We are shocked that 16 percent of the water supplied by Wasa in Dhaka is not clean and as many as 57 city areas are getting contaminated. This has been revealed after Wasa made the admission in a report submitted before the High Court. The cause of the contamination is also outrageous—broken-down supply lines.
This begs the question why this report was submitted after months of public suffering and regular complaints by consumers about the bad quality of water. In April of this year Transparency International Bangladesh’s year-long study found 91 percent Wasa subscribers have to boil the supply water to make it drinkable, burning Tk 332 crore a year burning gas to do so. The report has found that almost half the subscribers do not get the desired amount of water while 35 percent find the water to be of poor quality.
This paper has repeatedly reported on the poor quality of water, quoting city dwellers who are at their tethers end trying to get water from clean sources.
What is clearly a maintenance issue should have been addressed many years ago. The supply lines are as old as 150 years and only less than half (24,000 km out of 60,000 km) has been replaced. Thus more than 50 percent of the network has been waiting for 150 years to be replaced!
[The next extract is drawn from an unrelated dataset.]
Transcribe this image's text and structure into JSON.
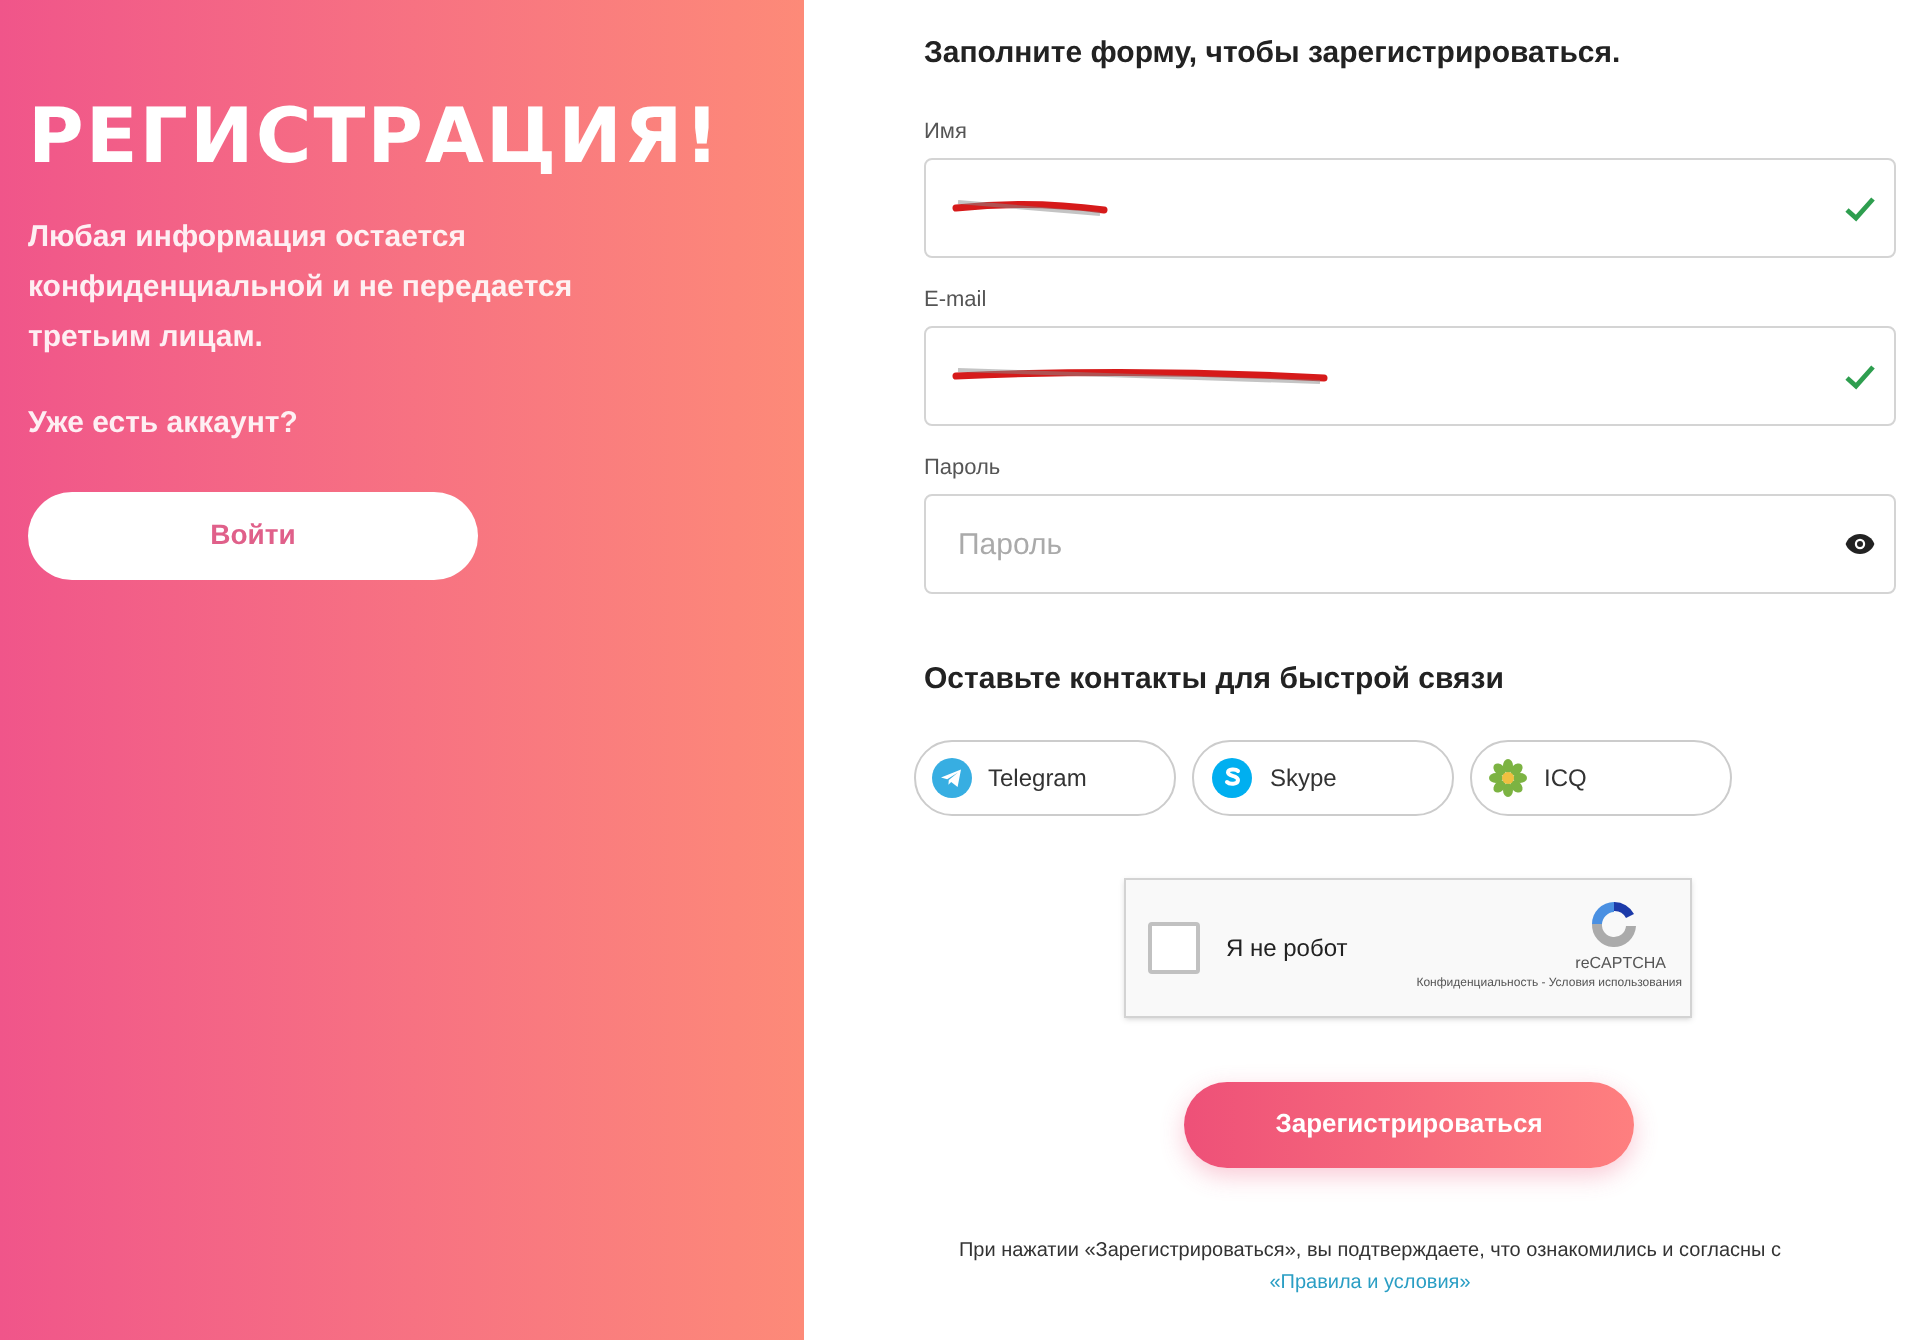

There can be no justification for such gross neglect of such an essential public service just as there is no excuse for the Wasa managing director to have said less than a month ago, that the Wasa water “is 100 percent pure” although admitting that even he himself has to boil the water sometimes at his home. Since then the MD has admitted his mistake but this hardly provides solace to the public who are at risk of contracting waterborne diseases because of the contamination. The Wasa report based on a World Bank Study has found 80 percent of the household tap water across the country has E-coli contamination.
We are relieved that the court, after a report in this paper about quality of water, ordered the LGRD ministry to form a four-member committee to test the water following a writ petition. Finally, it seems something will be done to address this crisis. Apart from continuous testing of water we urge the government to expedite the replacement and repair of broken supply lines as this is the major factor behind this widespread contamination.